So when I support “combating extremism legislatively,” I don’t mean censoring extremists. Instead I’m interested in what organizations like R Street and Unite America will have to say tomorrow @ Noon ET when they discuss “How America’s Electoral System Benefits Authoritarianism, and How We Can Fix it.” 

Presumably they will tout the impressive, bipartisan electoral reform report they created with Issue One and others, which could well be part of the solution for nipping American authoritarianism in the bud. I’m also intrigued by efforts to update the Electoral Count Act (IVN), which advocates argue is due for some clarifications.

As for social solutions – that’s a whole different ball game, and I’m realizing that it deserves its own newsletter. So at the risk of being accused of a misleading subject line, I kindly ask you to open this newsletter on Thursday for a discussion of social solutions to extremism. We will highlight more fantastic resources from Bridge Alliance members, including some thought-provoking posts about fact-checking and legal censorship.

February 3, 2022 - Combating Extremism & Misinformation Socially

On Tuesday, we covered the government’s possible role in combating extremism and misinformation. And as I have said, I support strong First Amendment free speech rights, even for extremists.

That said, the First Amendment only limits government restrictions on speech. The First Amendment does not apply to individuals and corporations, which is why Facebook’s new “Supreme Court” (Civic Genius) can suppress extremist views and misinformation. But should it? It can feel “right and just” to banish misinformation and extremist rhetoric, but is that an effective way of achieving an educated citizenry?

What about fighting against it with fact-checking? According to this article from AllSides and the studies it cites, fact-checking has a very limited impact on people’s beliefs, and overconfident fact-checks with incomplete information can lead to further distrust. To counter these shortcomings, the author proposes that news outlets also offer disagreement-checking, which would highlight the complexities involved in the discussion.

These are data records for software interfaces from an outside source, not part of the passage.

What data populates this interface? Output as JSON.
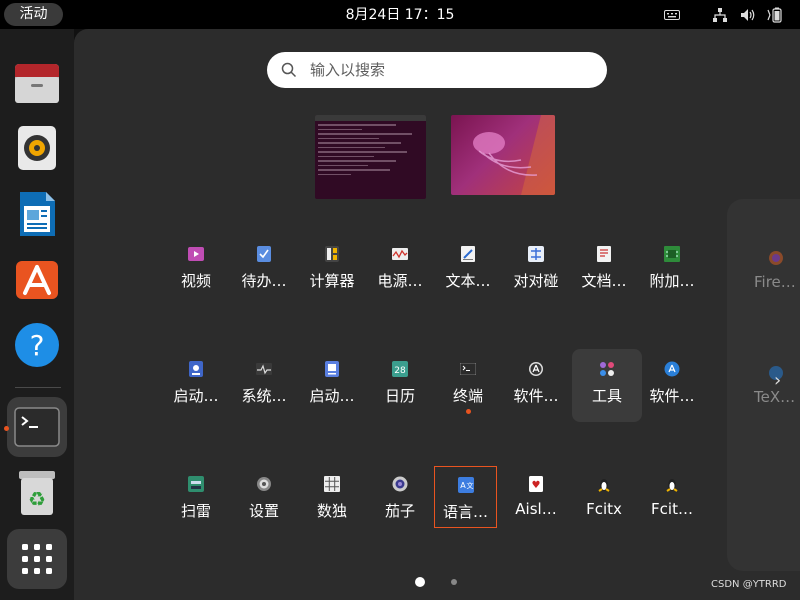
{
  "topbar": {
    "activities": "活动",
    "clock": "8月24日  17：15"
  },
  "dock": {
    "items": [
      {
        "name": "files",
        "icon": "file-cabinet-icon"
      },
      {
        "name": "rhythmbox",
        "icon": "speaker-icon"
      },
      {
        "name": "writer",
        "icon": "document-icon"
      },
      {
        "name": "software",
        "icon": "app-store-icon"
      },
      {
        "name": "help",
        "icon": "help-icon"
      },
      {
        "name": "terminal",
        "icon": "terminal-icon",
        "running": true
      },
      {
        "name": "trash",
        "icon": "trash-icon"
      },
      {
        "name": "show-apps",
        "icon": "app-grid-icon"
      }
    ]
  },
  "search": {
    "placeholder": "输入以搜索"
  },
  "apps": {
    "row1": [
      "视频",
      "待办…",
      "计算器",
      "电源…",
      "文本…",
      "对对碰",
      "文档…",
      "附加…"
    ],
    "row2": [
      "启动…",
      "系统…",
      "启动…",
      "日历",
      "终端",
      "软件…",
      "工具",
      "软件…"
    ],
    "row3": [
      "扫雷",
      "设置",
      "数独",
      "茄子",
      "语言…",
      "Aisl…",
      "Fcitx",
      "Fcit…"
    ]
  },
  "calendar_icon_text": "28",
  "next_page": {
    "items": [
      "Fire…",
      "TeX…"
    ]
  },
  "watermark": "CSDN @YTRRD",
  "colors": {
    "accent": "#e95420",
    "background": "#2c2c2c",
    "dock": "#1d1d1d"
  }
}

Another approach is to couple the fact-checks with persuasive anecdotes. That’s part of Issue One’s approach in their Truthtellers campaign to set the record straight about the 2020 election. In the linked video (just 2 ½ minutes long), Weston Wamp discusses the claims of fraud in Arizona, and notes that Democratic county reporter in Maricopa County actually lost his race even as President Biden and Senator Kelly won the county. The implication? If the election was rigged, wouldn’t the official who was directly involved with processing ballots have ensured their own reelection?

Of course, all the logic in the world may not matter when people are afraid. As April of AllSides puts it, “Fear closes our ability to reason and understand each other.” With how widespread fear is right now, does it make sense to try to persuade in the face of hate and misinformation? Is censorship the best option for extremist rhetoric? I want to say “no,” but I’m honestly not sure. And at the end of the day, my opinion only matters so much. It’s up to the collective us, the American people, to decide the path forward.